    In previous studies, we demonstrated that ammonium nutrition enhances the drought tolerance of rice seedlings compared to nitrate nutrition and contributes to a higher root water uptake ability. It remains unclear why rice seedlings maintain a higher water uptake ability when supplied with ammonium under drought stress. Here, we focused on the effects of nitrogen form and drought stress on root abscisic acid (ABA) concentration and aquaporin expression using hydroponics experiments and stimulating drought stress with 10% PEG6000. Drought stress decreased the leaf photosynthetic rate and stomatal conductivity and increased the leaf temperature of plants supplied with either ammonium or nitrate, but especially under nitrate supply. After 4 h of PEG treatment, the root protoplast water permeability and the expression of root PIP and TIP genes decreased in plants supplied with ammonium or nitrate. After 24 h of PEG treatment, the root hydraulic conductivity, the protoplast water permeability, and the expression of some aquaporin genes increased in plants supplied with ammonium compared to those under non-PEG treatment. Root ABA accumulation was induced by 24 h of PEG treatment, especially in plants supplied with ammonium. The addition of exogenous ABA decreased the expression of PIP and TIP genes under non-PEG treatment but increased the expression of some of them under PEG treatment. We concluded that drought stress induced a down-regulation of aquaporin expression, which appeared earlier than did root ABA accumulation. With continued drought stress, aquaporin expression and activity increased due to root ABA accumulation in plants supplied with ammonium. PMID:27559341

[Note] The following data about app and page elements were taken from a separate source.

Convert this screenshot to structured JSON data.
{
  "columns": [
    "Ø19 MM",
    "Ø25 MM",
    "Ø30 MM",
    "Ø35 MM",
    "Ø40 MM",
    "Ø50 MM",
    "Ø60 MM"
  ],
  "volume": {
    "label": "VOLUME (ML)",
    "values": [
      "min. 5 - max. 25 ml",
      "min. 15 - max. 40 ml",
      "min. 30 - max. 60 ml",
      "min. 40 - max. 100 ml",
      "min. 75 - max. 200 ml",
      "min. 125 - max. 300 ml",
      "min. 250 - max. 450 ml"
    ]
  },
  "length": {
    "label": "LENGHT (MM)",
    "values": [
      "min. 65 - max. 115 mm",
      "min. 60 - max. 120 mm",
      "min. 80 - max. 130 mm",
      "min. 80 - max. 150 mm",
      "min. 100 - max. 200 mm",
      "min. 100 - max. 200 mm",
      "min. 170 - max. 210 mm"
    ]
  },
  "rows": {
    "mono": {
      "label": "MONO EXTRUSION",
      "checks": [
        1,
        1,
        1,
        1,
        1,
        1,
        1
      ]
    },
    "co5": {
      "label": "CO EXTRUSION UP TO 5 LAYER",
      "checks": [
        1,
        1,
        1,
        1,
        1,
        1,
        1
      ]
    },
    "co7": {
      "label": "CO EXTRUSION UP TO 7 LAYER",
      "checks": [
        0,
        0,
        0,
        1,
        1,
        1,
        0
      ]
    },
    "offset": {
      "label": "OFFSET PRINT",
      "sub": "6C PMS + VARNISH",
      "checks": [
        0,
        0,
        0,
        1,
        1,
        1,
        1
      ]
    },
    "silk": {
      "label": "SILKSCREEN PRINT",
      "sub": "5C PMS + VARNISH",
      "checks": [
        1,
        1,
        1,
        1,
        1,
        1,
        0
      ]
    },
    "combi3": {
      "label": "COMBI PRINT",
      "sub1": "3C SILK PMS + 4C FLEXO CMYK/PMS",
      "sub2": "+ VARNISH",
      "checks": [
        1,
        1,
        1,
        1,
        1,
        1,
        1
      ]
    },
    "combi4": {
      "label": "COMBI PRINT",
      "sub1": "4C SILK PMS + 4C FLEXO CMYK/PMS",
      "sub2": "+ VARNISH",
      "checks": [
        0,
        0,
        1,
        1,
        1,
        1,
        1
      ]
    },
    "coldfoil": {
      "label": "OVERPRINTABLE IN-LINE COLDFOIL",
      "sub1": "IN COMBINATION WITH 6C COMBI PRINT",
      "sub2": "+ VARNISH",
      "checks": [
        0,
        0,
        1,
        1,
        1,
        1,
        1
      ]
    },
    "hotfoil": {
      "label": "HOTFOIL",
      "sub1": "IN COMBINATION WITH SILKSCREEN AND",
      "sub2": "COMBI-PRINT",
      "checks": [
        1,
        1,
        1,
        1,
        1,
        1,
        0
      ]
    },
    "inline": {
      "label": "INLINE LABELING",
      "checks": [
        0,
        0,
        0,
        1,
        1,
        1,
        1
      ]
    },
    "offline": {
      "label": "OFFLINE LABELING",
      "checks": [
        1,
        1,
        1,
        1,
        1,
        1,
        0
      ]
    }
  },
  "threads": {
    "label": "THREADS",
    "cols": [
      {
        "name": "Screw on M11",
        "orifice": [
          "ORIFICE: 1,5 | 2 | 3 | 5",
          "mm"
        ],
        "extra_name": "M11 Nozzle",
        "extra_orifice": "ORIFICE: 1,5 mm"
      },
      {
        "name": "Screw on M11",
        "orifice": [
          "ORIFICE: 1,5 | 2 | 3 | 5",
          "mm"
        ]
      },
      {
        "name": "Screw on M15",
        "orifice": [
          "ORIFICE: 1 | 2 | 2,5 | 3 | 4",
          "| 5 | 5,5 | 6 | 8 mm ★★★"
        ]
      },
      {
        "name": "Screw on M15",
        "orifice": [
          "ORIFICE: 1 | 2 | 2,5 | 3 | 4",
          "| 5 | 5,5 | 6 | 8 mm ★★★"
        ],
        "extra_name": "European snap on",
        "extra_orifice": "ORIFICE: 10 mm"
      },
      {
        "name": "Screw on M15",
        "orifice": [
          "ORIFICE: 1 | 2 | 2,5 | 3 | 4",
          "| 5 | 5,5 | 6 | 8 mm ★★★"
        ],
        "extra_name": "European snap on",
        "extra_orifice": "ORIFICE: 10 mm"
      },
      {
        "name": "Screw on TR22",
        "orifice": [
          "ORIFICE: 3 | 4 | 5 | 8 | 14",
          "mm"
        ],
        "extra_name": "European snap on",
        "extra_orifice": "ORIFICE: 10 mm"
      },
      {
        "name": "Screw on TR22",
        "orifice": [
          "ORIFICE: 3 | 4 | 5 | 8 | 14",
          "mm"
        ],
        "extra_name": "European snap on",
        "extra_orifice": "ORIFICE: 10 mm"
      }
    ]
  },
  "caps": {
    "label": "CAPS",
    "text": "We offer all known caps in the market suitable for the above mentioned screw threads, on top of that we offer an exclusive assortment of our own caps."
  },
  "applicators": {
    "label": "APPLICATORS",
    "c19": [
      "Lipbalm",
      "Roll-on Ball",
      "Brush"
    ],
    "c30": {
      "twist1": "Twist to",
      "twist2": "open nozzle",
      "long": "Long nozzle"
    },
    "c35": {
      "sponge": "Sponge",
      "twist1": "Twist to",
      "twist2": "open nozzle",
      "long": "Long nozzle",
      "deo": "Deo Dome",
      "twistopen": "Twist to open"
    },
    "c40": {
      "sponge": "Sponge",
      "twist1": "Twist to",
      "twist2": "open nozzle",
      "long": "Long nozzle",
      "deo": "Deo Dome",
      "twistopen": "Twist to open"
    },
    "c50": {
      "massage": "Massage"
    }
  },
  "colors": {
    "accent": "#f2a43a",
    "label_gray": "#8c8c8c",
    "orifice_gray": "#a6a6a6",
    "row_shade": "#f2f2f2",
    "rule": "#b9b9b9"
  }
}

  6. Crucial roles of the pentatricopeptide repeat protein SOAR1 in Arabidopsis response to drought, salt and cold stresses.

    PubMed

    Jiang, Shang-Chuan; Mei, Chao; Liang, Shan; Yu, Yong-Tao; Lu, Kai; Wu, Zhen; Wang, Xiao-Fang; Zhang, Da-Peng

    2015-07-01

    Whereas several mitochondrial/chloroplast pentatricopeptide repeat (PPR) proteins have been reported to regulate plant responses to abiotic stresses, no nucleus-localized PPR protein has been found to play role in these processes. In the present experiment, we provide evidence that a cytosol-nucleus dual-localized PPR protein SOAR1, functioning to negatively regulate abscisic acid (ABA) signaling in seed germination and postgermination growth, is a crucia